Think your town doesn’t have any homeless persons?
We don’t always recognize that someone is homeless. Someone might be dressed appropriately, appear fairly healthy, even show up for work or school on a regular basis.
Homelessness comes in many forms and may be hidden.
In Iowa, to be homeless means that a person lacks a fixed, regular and adequate nighttime residence or resides in a shelter, welfare hotel, transitional program or a place not ordinarily used as regular sleeping accommodations (Iowa Code Section 48A.2).
Non-ordinary accommodations include camping, sleeping in a car and or “couch surfing” at the homes of friends and relatives because a person has no permanent place to stay.
There are no homeless shelters or daily free meal centers anywhere in Dallas County.
Being homeless has a huge negative impact on health. Many homeless individuals have lost a job or lost their family breadwinner, causing loss of healthcare insurance as well.
Women with children are the fastest-growing class of homeless persons.

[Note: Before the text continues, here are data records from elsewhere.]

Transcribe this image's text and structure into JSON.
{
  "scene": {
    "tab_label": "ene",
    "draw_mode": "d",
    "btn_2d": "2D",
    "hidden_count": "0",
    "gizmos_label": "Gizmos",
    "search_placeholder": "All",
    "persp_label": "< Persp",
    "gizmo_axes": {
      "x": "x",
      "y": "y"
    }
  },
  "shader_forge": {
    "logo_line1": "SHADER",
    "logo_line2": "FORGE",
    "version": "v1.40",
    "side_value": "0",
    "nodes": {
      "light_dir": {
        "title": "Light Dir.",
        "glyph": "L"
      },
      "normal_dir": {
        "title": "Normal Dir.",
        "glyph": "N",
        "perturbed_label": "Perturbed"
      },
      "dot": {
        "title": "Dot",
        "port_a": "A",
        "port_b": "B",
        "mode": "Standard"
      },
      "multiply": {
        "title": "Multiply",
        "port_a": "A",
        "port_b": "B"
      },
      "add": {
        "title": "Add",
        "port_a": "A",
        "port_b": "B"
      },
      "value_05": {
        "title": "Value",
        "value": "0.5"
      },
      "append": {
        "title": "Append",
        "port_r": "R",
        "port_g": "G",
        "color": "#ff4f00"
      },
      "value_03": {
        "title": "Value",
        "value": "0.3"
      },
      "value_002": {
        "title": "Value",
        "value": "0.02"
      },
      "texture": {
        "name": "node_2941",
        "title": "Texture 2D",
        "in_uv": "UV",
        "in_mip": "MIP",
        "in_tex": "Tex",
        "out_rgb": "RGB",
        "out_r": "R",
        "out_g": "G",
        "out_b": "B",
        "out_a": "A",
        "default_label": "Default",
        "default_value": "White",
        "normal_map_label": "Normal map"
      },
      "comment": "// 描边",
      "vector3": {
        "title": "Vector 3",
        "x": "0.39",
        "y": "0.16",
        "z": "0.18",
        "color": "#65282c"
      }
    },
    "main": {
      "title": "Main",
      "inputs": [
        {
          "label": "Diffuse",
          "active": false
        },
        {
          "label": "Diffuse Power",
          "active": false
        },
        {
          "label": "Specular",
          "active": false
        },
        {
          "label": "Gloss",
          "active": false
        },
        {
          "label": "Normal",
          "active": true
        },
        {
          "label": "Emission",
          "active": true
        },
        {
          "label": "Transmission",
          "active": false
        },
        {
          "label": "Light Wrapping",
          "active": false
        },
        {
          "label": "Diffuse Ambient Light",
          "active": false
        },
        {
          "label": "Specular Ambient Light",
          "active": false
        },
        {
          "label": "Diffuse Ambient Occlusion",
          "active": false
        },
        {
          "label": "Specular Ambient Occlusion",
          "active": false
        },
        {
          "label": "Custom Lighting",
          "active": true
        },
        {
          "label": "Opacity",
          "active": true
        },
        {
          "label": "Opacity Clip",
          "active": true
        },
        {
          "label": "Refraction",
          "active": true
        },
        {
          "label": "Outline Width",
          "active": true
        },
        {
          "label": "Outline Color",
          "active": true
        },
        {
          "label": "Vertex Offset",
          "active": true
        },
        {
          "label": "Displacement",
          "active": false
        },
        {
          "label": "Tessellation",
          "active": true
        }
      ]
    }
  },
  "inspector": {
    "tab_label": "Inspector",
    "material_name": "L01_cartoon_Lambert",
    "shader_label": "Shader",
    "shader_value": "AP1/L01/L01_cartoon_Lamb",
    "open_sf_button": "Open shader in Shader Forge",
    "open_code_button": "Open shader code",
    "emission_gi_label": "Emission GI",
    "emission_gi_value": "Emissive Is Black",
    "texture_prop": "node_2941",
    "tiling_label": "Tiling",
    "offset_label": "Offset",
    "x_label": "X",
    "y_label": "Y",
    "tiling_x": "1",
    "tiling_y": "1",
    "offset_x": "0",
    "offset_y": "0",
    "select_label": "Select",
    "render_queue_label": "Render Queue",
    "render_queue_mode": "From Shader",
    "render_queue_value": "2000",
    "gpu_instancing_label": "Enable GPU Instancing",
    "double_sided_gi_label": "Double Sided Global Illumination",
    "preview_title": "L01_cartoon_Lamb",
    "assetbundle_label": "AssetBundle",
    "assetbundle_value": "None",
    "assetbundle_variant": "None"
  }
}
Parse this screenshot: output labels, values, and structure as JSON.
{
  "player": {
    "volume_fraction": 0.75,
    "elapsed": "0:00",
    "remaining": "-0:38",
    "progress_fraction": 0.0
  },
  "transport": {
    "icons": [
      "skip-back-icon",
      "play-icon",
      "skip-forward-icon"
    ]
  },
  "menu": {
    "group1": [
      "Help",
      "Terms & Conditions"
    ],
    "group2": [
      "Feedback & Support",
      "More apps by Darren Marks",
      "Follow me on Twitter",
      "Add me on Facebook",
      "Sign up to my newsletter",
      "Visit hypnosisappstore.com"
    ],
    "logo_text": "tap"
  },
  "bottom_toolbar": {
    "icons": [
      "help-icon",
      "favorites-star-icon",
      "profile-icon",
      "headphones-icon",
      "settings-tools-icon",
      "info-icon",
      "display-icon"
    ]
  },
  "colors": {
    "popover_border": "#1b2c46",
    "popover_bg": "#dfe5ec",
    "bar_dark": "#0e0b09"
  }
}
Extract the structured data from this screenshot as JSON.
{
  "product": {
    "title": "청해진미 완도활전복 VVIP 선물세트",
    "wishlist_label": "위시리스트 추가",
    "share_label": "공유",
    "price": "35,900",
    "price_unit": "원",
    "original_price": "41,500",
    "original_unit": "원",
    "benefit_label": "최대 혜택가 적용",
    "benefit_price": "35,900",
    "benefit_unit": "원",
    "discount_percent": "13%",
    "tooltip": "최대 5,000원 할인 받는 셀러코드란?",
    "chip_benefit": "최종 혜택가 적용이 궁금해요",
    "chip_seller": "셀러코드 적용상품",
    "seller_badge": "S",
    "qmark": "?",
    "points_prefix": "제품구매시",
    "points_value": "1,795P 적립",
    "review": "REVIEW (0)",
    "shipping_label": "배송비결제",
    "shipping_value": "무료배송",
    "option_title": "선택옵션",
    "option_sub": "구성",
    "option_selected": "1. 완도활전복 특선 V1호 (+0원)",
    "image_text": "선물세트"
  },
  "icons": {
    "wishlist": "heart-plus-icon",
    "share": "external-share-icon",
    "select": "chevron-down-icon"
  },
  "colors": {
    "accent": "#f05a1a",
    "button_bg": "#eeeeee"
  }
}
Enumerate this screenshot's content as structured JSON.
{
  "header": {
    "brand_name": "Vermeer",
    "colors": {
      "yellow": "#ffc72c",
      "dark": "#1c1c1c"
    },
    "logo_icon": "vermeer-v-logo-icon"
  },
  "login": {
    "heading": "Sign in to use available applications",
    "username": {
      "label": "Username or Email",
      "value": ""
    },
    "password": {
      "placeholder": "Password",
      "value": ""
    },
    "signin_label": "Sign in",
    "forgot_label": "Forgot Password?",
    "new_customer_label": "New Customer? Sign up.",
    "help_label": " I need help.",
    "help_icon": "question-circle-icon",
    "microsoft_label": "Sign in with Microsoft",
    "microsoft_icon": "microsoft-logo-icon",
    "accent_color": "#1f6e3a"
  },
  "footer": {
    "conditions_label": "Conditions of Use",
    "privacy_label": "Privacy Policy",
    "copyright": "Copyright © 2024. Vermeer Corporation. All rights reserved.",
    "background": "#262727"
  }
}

“Two-thirds of formerly homeless youths surveyed said that homelessness had a significant impact on their education, making it hard to stay and do well in school,” according to Ingram, Bridgeland, Reed and Atwell in their research, “Hidden in Plain Sight: Homeless Students in America’s Public Schools.”
Now that you realize you have homeless neighbors, what can you do?
You could volunteer at the mobile food pantry or free clothing closet. You could watch for opportunities to give someone a ride. You could be the friend who babysits on a moment’s notice. You could provide a safe place for a student to do homework.
Ann Cochran is the health navigation coordinator in the Dallas County Public Health Department.
Colin Keegan, Collins Dublin